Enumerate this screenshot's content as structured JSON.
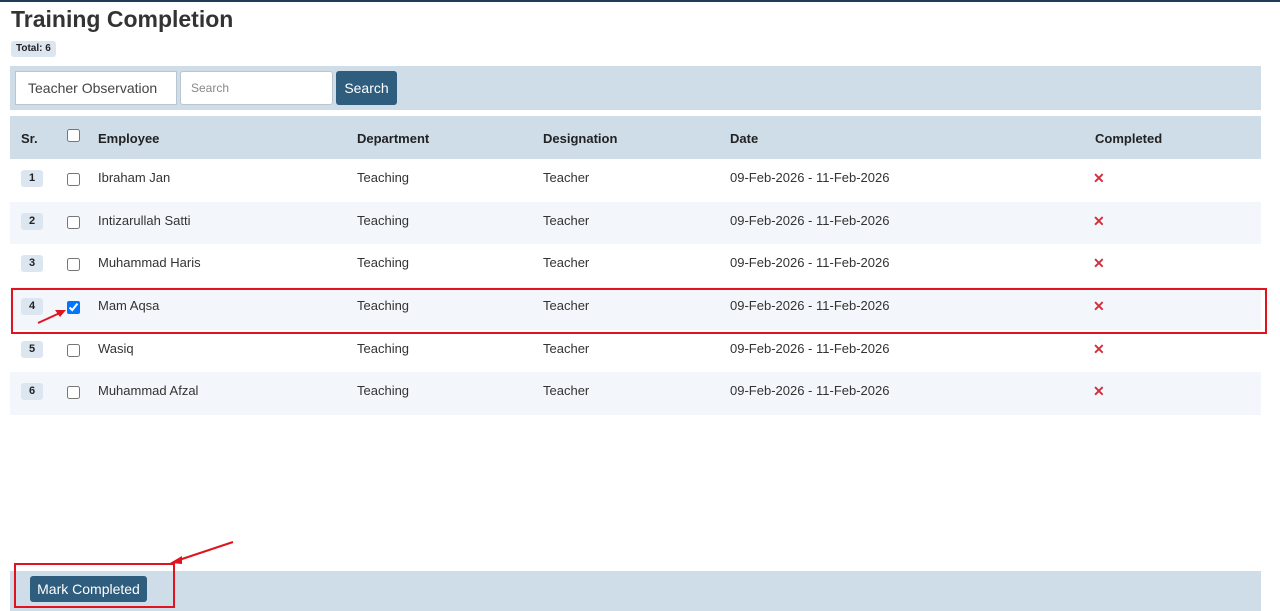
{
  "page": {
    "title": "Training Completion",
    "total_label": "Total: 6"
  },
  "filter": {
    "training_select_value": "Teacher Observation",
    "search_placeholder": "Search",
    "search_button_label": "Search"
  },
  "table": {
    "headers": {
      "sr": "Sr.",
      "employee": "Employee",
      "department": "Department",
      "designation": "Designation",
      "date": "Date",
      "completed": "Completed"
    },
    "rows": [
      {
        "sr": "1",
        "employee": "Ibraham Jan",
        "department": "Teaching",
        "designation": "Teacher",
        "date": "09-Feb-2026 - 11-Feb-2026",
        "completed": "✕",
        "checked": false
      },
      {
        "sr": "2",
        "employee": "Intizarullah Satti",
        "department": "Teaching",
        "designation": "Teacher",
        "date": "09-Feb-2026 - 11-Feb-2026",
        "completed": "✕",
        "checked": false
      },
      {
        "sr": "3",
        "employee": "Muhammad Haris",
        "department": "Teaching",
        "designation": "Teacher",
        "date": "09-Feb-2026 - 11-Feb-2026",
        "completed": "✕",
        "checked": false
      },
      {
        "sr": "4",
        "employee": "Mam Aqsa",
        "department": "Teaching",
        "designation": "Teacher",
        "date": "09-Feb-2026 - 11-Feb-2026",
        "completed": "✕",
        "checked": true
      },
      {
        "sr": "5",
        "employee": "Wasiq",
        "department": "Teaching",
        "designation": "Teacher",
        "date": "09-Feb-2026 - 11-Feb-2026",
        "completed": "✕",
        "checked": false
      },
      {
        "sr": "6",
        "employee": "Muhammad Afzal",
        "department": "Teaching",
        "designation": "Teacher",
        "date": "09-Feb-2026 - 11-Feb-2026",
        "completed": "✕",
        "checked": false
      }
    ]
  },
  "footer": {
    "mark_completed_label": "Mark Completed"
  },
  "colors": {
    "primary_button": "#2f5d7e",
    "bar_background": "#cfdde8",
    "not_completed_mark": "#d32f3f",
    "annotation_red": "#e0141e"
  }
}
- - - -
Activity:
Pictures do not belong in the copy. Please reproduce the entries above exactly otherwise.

Response area:
Enumerate this screenshot's content as structured JSON.
{
  "page": {
    "title": "Training Completion",
    "total_label": "Total: 6"
  },
  "filter": {
    "training_select_value": "Teacher Observation",
    "search_placeholder": "Search",
    "search_button_label": "Search"
  },
  "table": {
    "headers": {
      "sr": "Sr.",
      "employee": "Employee",
      "department": "Department",
      "designation": "Designation",
      "date": "Date",
      "completed": "Completed"
    },
    "rows": [
      {
        "sr": "1",
        "employee": "Ibraham Jan",
        "department": "Teaching",
        "designation": "Teacher",
        "date": "09-Feb-2026 - 11-Feb-2026",
        "completed": "✕",
        "checked": false
      },
      {
        "sr": "2",
        "employee": "Intizarullah Satti",
        "department": "Teaching",
        "designation": "Teacher",
        "date": "09-Feb-2026 - 11-Feb-2026",
        "completed": "✕",
        "checked": false
      },
      {
        "sr": "3",
        "employee": "Muhammad Haris",
        "department": "Teaching",
        "designation": "Teacher",
        "date": "09-Feb-2026 - 11-Feb-2026",
        "completed": "✕",
        "checked": false
      },
      {
        "sr": "4",
        "employee": "Mam Aqsa",
        "department": "Teaching",
        "designation": "Teacher",
        "date": "09-Feb-2026 - 11-Feb-2026",
        "completed": "✕",
        "checked": true
      },
      {
        "sr": "5",
        "employee": "Wasiq",
        "department": "Teaching",
        "designation": "Teacher",
        "date": "09-Feb-2026 - 11-Feb-2026",
        "completed": "✕",
        "checked": false
      },
      {
        "sr": "6",
        "employee": "Muhammad Afzal",
        "department": "Teaching",
        "designation": "Teacher",
        "date": "09-Feb-2026 - 11-Feb-2026",
        "completed": "✕",
        "checked": false
      }
    ]
  },
  "footer": {
    "mark_completed_label": "Mark Completed"
  },
  "colors": {
    "primary_button": "#2f5d7e",
    "bar_background": "#cfdde8",
    "not_completed_mark": "#d32f3f",
    "annotation_red": "#e0141e"
  }
}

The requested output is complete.